Cold War Angle
There is a touch of the venerable "invasion" trope as a tie to the Cold War. This, however, is far overshadowed by the larger (and simpler) horror and mystery story.

Quatermass Formula -- The structure of Kneale's Quatermass stories was popular with British audiences. A mysterious and bizarre creature is terrorizing the countryside. Only our lone take-charge expert seems to know what's going on. Hammer's X-The Unknown ('57) used it, but with a Dr. Royston in the Quatermass role. In Trollenberg, the Quatermass role is performed by Alan Brooks (Forrest Tucker), special investigator for the UN.

Monster Motivation -- Not much screen time is spent on the aliens as anything other than murderous monsters. There is, one brief scene, however, in which Professor Crevett theorizes about them. He thought that maybe they came from a dying world, in search of a new home. They pick mountain peaks because they're accustomed to lower pressures and cooler temperatures. The clouds, he mused, could be them making their own atmosphere. They appear to multiply by division, as the cloud splits and re-splits. Since they use mental suggestion to murder, they would appear to be a hostile invasion.

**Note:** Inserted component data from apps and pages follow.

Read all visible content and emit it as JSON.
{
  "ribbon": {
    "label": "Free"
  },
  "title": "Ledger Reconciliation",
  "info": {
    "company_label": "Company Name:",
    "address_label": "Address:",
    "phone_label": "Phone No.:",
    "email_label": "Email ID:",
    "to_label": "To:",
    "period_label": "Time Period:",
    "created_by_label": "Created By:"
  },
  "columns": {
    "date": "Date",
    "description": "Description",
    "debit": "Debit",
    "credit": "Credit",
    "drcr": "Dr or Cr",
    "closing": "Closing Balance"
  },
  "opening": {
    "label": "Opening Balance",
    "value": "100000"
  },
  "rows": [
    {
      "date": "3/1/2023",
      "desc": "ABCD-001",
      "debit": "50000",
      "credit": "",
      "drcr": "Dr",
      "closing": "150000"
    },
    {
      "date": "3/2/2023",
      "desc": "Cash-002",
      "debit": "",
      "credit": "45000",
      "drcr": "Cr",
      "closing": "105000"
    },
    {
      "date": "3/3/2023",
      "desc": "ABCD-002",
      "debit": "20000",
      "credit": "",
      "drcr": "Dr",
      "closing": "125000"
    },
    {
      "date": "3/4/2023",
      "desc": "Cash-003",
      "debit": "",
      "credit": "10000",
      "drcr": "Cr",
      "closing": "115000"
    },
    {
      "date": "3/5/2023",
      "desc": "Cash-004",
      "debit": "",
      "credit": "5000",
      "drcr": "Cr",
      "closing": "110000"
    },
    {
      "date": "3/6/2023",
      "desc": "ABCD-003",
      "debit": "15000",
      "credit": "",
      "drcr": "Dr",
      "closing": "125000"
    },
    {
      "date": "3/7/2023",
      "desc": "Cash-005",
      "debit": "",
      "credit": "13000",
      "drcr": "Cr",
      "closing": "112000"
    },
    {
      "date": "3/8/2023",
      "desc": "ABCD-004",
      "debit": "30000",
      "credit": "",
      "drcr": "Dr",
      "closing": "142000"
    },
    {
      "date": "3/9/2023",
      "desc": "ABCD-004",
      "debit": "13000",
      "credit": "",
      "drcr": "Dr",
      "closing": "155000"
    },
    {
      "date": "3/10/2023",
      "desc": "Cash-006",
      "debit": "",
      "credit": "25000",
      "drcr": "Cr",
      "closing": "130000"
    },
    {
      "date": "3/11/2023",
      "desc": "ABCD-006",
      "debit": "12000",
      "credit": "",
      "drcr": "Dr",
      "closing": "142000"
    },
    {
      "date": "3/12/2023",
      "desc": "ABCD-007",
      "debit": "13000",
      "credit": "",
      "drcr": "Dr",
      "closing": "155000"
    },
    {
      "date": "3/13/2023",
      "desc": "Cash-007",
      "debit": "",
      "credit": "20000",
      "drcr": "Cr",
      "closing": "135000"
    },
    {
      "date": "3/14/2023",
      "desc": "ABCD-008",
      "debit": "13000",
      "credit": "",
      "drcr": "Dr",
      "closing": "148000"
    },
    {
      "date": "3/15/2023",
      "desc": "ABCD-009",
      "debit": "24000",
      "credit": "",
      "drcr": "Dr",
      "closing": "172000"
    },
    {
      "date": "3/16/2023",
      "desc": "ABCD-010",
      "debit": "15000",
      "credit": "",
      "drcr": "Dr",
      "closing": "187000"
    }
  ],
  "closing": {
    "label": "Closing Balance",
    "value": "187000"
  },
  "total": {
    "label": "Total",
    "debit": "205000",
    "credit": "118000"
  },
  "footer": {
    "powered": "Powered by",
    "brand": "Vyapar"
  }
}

Zombie Tools -- The aliens animate and control the bodies of dead people to do their manual labor. Brett dies up on the mountain, but returns to kill (and decapitate) Dewhurst. He then appears in town on a mission to kill Ann. Hans rashly tries to drive out of the village, but is apparently killed by the aliens. His zombie appears at the observatory, again with the mission to kill Ann. Interestingly, in both cases, our heros are able to kill the already dead men.

Geo-Trivia -- There IS a quaint little village named Trollenberg, but it's not in the Alps. It's due north of Zurich, in the German state of Baden W├╝rttemberg. It is in the Black Forest, but there are no alpine mountains nearby.

Bottom line? Don't let the MST3K spoof throw you off. View the original and cut the producers some slack on the monsters. It's a B movie. Get over it. Trollenberg is actually a pretty good B movie.


Mike Scott said...

The original TV version of "The Trollenberg Terror" was shown on Saturday Serial (six 30 min. episodes 12/15/56 to 01/19/57), on Britain's ITV Network. It is uncertain if there is any surviving record of the live broadcast. It doesn't seem likely, though.

Michael Anthony - Petitjean
Raf dela Torre - Prof. Crevet
Sarah Lawson - Sarah Pilgrim
Laurence Payne - Philip Truscott
Frederick Schrecker - Dr. Spielmann
Stuart Saunders - Dr. Dewhurst
Rosemary Miller - Ann Pilgrim

Producer, Director - Quentin Lawrence
Teleplay by Peter Key (pseudonym of George Kerr, Jack Cross, and Giles Cooper)

Unknown said...

Howdy Movie Fans,

When I saw this as a kid it scared me silly.

First off:

Good plot line, even with the obvious holes.

Fine acting - Forrest Tucker is always good, better in this than the "Cosmic Monsters."

Very few slow spots.

Jennifer Jayne and Janet Munro - lovelies.

The monsters, please give them a break.
Some scenes, head in the backpack and so on, that were pretty gory for the time period.

I don't know how many times I have seen it but will watch it again.

See you at the movies,


I will be the balding guy several rows back from the screen.

Don't forget to keep the electric motors for the aerial tram cars warm.